Bridge Chestnut 4 - "Eight ever, nine never"

This chestnut comes from whether you should play Ace and King when you are missing the Queen or whether you should finesse.

Case 1


With 8 trumps here, the odds favour finessing for the Queen rather than playing Ace and King and hoping that the Queen drops doubleton.

Case 2


With 9 trumps, the odds favour playing the Ace and King, expecting the Queen to drop singleton or doubleton. Be warned, playing for the "drop" is only marginally better than finessing

In each case, you should give yourself an extra chance. Advance the Jack first. A sleepy RHO may play the Queen and solve your problem.

The main problem with this chestnut is that it presumes that you have no other knowledge.

This is rarely the case :-

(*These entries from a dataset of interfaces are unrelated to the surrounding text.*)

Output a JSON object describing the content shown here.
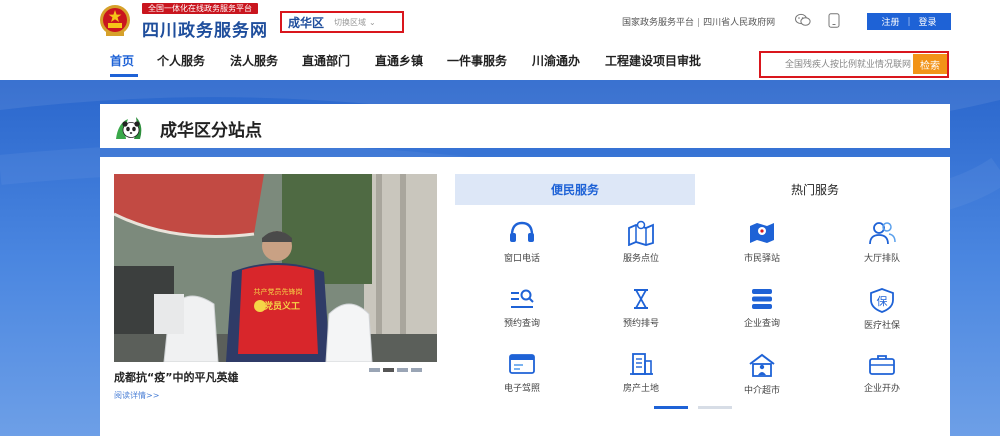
{
  "header": {
    "slogan": "全国一体化在线政务服务平台",
    "site_title": "四川政务服务网",
    "region": {
      "name": "成华区",
      "switch_label": "切换区域"
    },
    "top_links": [
      "国家政务服务平台",
      "四川省人民政府网"
    ],
    "auth": {
      "register": "注册",
      "login": "登录"
    }
  },
  "nav": {
    "items": [
      "首页",
      "个人服务",
      "法人服务",
      "直通部门",
      "直通乡镇",
      "一件事服务",
      "川渝通办",
      "工程建设项目审批"
    ],
    "active_index": 0
  },
  "search": {
    "value": "全国残疾人按比例就业情况联网",
    "button": "检索"
  },
  "station": {
    "title": "成华区分站点"
  },
  "carousel": {
    "caption": "成都抗“疫”中的平凡英雄",
    "read_more": "阅读详情>>",
    "vest_text_top": "共产党员先锋岗",
    "vest_text_bottom": "党员义工",
    "slide_count": 4,
    "active_slide": 1
  },
  "tabs": [
    "便民服务",
    "热门服务"
  ],
  "services": [
    {
      "label": "窗口电话",
      "icon": "headset-icon"
    },
    {
      "label": "服务点位",
      "icon": "map-location-icon"
    },
    {
      "label": "市民驿站",
      "icon": "station-map-icon"
    },
    {
      "label": "大厅排队",
      "icon": "people-queue-icon"
    },
    {
      "label": "预约查询",
      "icon": "search-list-icon"
    },
    {
      "label": "预约排号",
      "icon": "hourglass-icon"
    },
    {
      "label": "企业查询",
      "icon": "database-icon"
    },
    {
      "label": "医疗社保",
      "icon": "shield-bao-icon"
    },
    {
      "label": "电子驾照",
      "icon": "id-card-icon"
    },
    {
      "label": "房产土地",
      "icon": "building-icon"
    },
    {
      "label": "中介超市",
      "icon": "house-person-icon"
    },
    {
      "label": "企业开办",
      "icon": "briefcase-icon"
    }
  ],
  "colors": {
    "brand_blue": "#1e62d6",
    "accent_red": "#d9161d",
    "search_orange": "#f29317"
  }
}
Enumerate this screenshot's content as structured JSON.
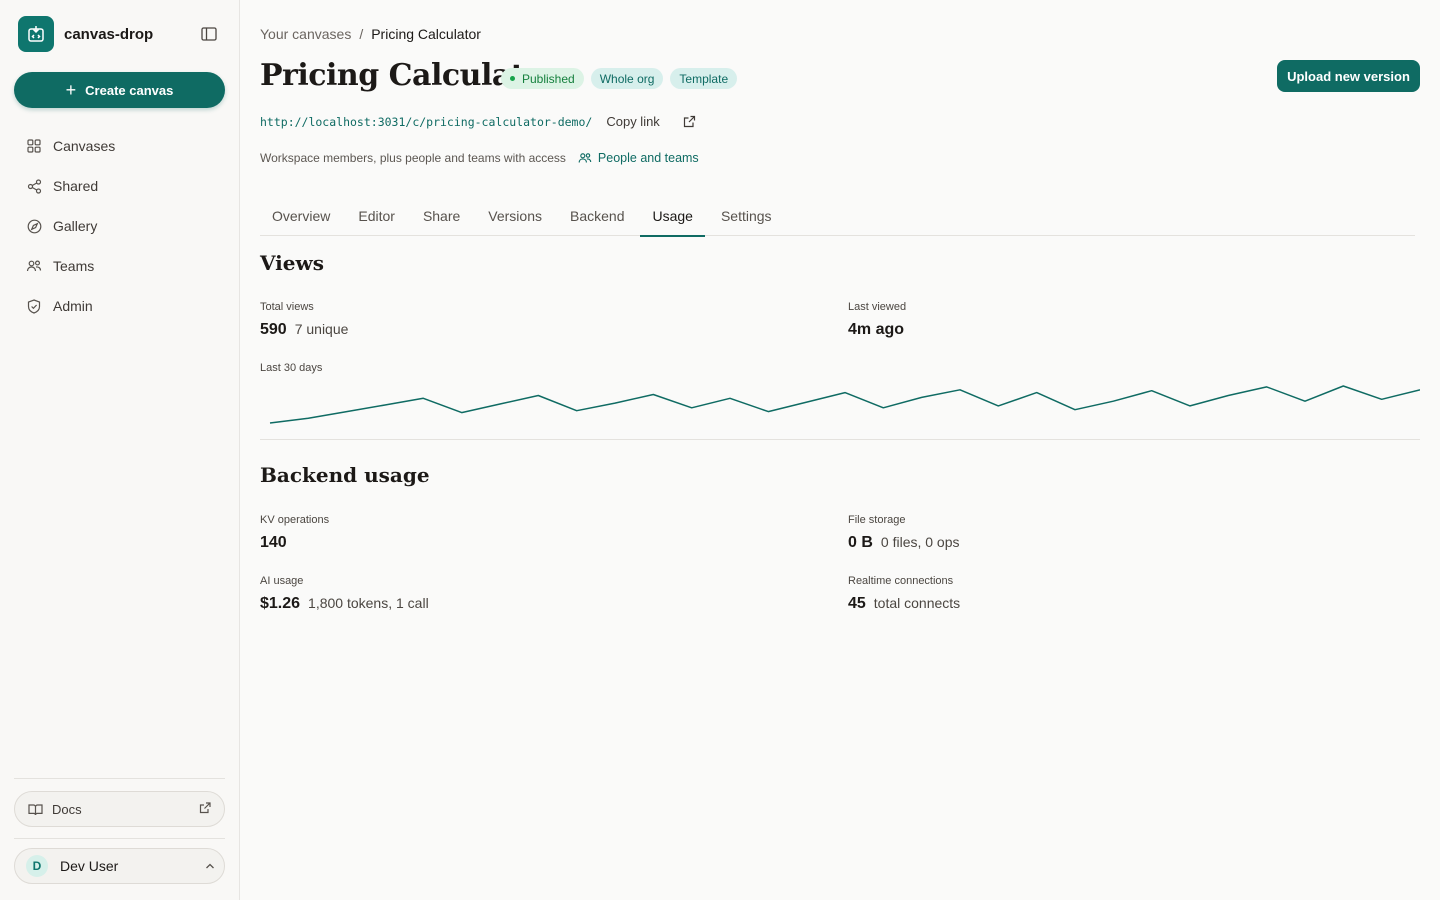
{
  "app": {
    "name": "canvas-drop"
  },
  "sidebar": {
    "create_label": "Create canvas",
    "items": [
      {
        "label": "Canvases",
        "icon": "grid-icon"
      },
      {
        "label": "Shared",
        "icon": "share-icon"
      },
      {
        "label": "Gallery",
        "icon": "compass-icon"
      },
      {
        "label": "Teams",
        "icon": "users-icon"
      },
      {
        "label": "Admin",
        "icon": "shield-icon"
      }
    ],
    "docs_label": "Docs",
    "user": {
      "initial": "D",
      "name": "Dev User"
    }
  },
  "breadcrumb": {
    "parent": "Your canvases",
    "separator": "/",
    "current": "Pricing Calculator"
  },
  "page": {
    "title": "Pricing Calculator",
    "badges": {
      "published": "Published",
      "scope": "Whole org",
      "template": "Template"
    },
    "upload_label": "Upload new version",
    "url": "http://localhost:3031/c/pricing-calculator-demo/",
    "copy_link": "Copy link",
    "access_text": "Workspace members, plus people and teams with access",
    "people_link": "People and teams"
  },
  "tabs": [
    {
      "label": "Overview"
    },
    {
      "label": "Editor"
    },
    {
      "label": "Share"
    },
    {
      "label": "Versions"
    },
    {
      "label": "Backend"
    },
    {
      "label": "Usage",
      "active": true
    },
    {
      "label": "Settings"
    }
  ],
  "views": {
    "title": "Views",
    "total_label": "Total views",
    "total_value": "590",
    "total_sub": "7 unique",
    "last_label": "Last viewed",
    "last_value": "4m ago",
    "spark_label": "Last 30 days",
    "daily": [
      2,
      7,
      14,
      21,
      28,
      13,
      22,
      31,
      15,
      23,
      32,
      18,
      28,
      14,
      24,
      34,
      18,
      29,
      37,
      20,
      34,
      16,
      25,
      36,
      20,
      31,
      40,
      25,
      41,
      27,
      37
    ]
  },
  "backend": {
    "title": "Backend usage",
    "kv_label": "KV operations",
    "kv_value": "140",
    "file_label": "File storage",
    "file_value": "0 B",
    "file_sub": "0 files, 0 ops",
    "ai_label": "AI usage",
    "ai_value": "$1.26",
    "ai_sub": "1,800 tokens, 1 call",
    "rt_label": "Realtime connections",
    "rt_value": "45",
    "rt_sub": "total connects"
  },
  "colors": {
    "accent": "#0f6b63",
    "published": "#15803d"
  }
}
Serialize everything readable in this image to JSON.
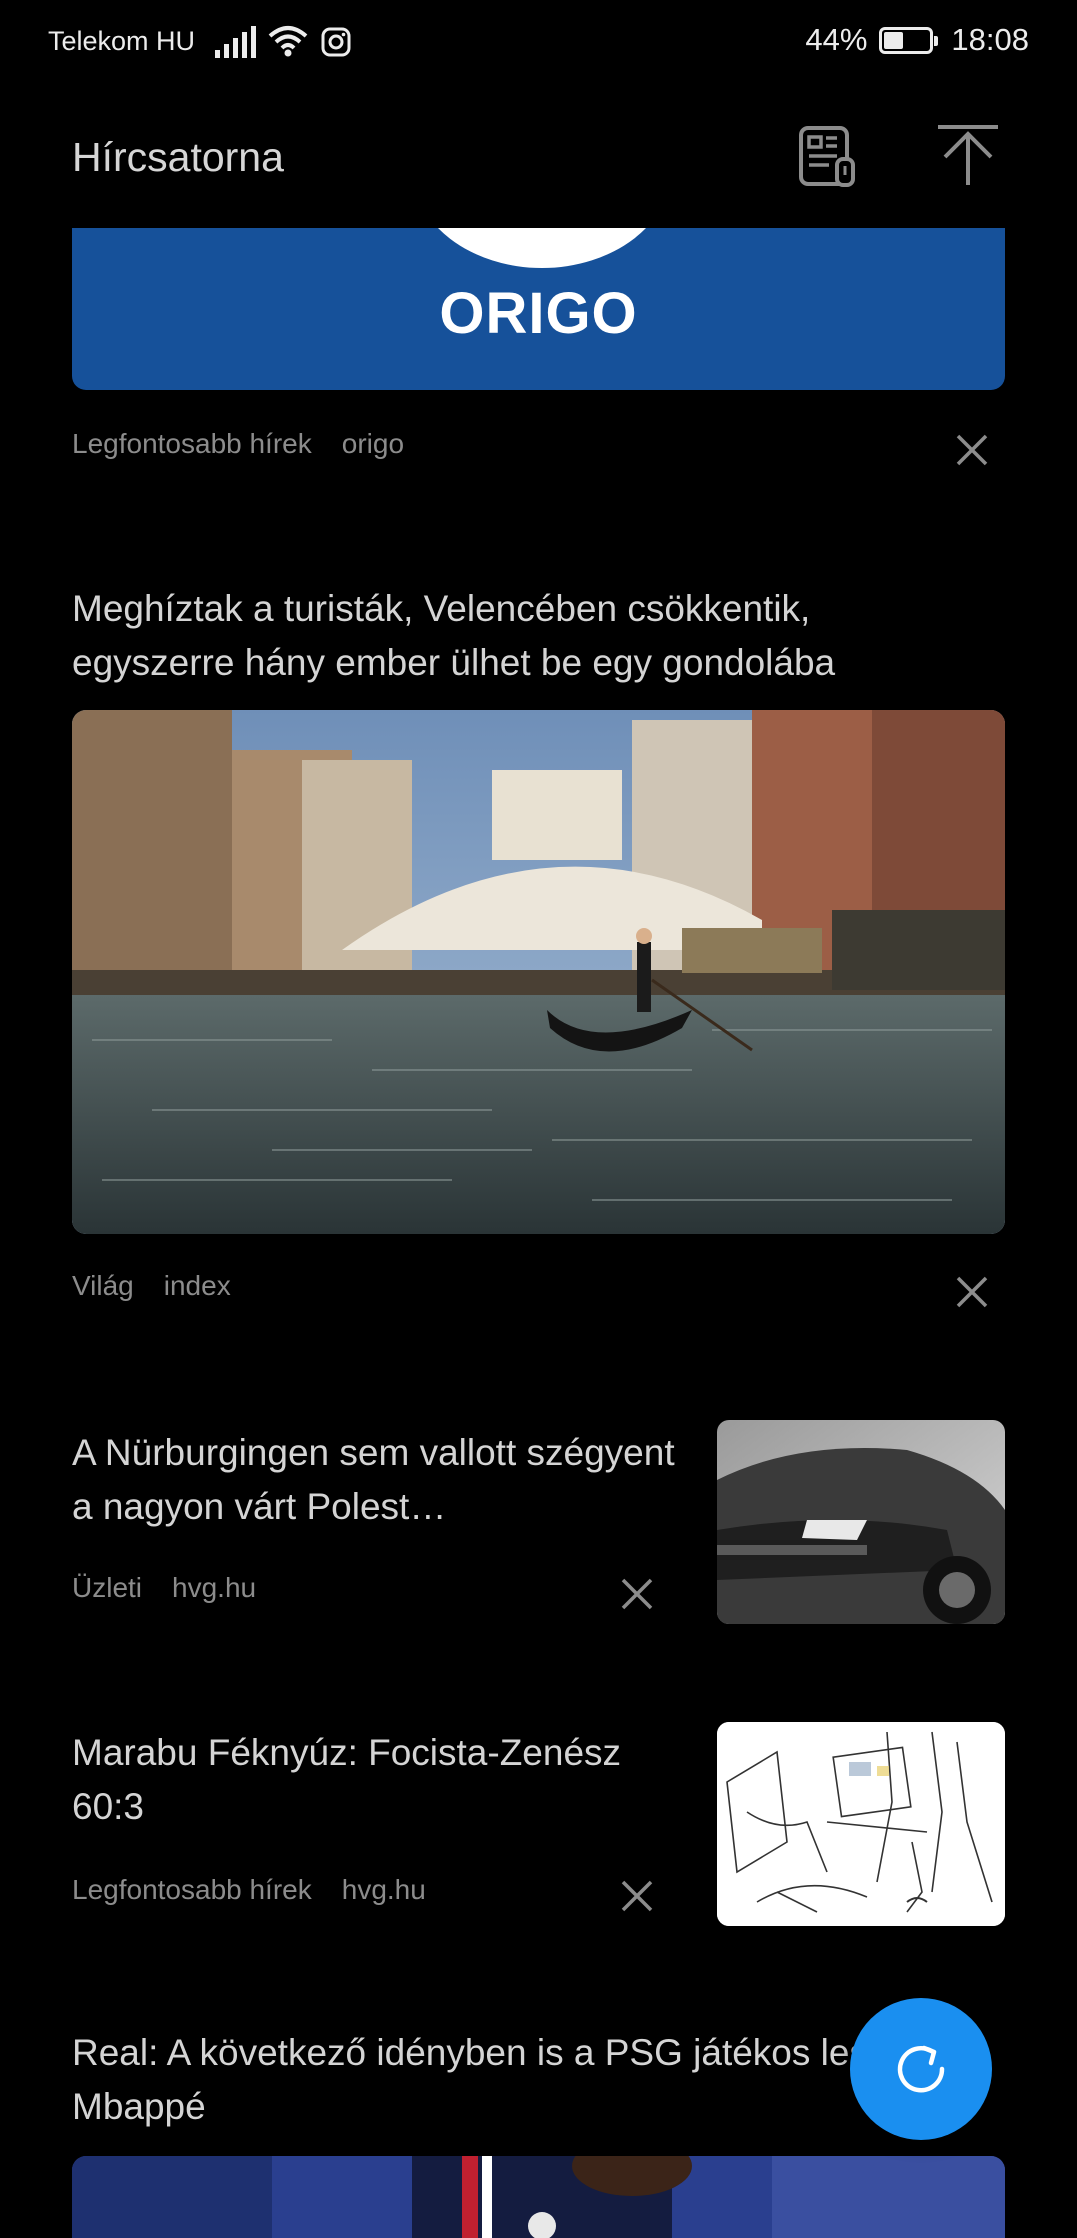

  • If one opponent has pre-empted, it means they are more likely to be short in your suit. Finesse their partner for the Queen.
  • If one opponent has opened a strong 1NT, they are more likely to hold your Queen.
  • If one opponent has already showed 10 HCP and didnít open the bidding, they canít have your Queen.

However, the most common reason to play Ace and King even though you have only eight trumps is that you cannot afford to lose the lead while there are trumps out. The opening lead and play has convinced you that an opponent will get a ruff.

Be aware that, when you breach this chestnut, you may be heading for a different score to the rest of the field. Most will follow this chestnut. You need to be prepared to back your judgment!

Go to Chestnut 5 - Playing at the five level belongs to the opponents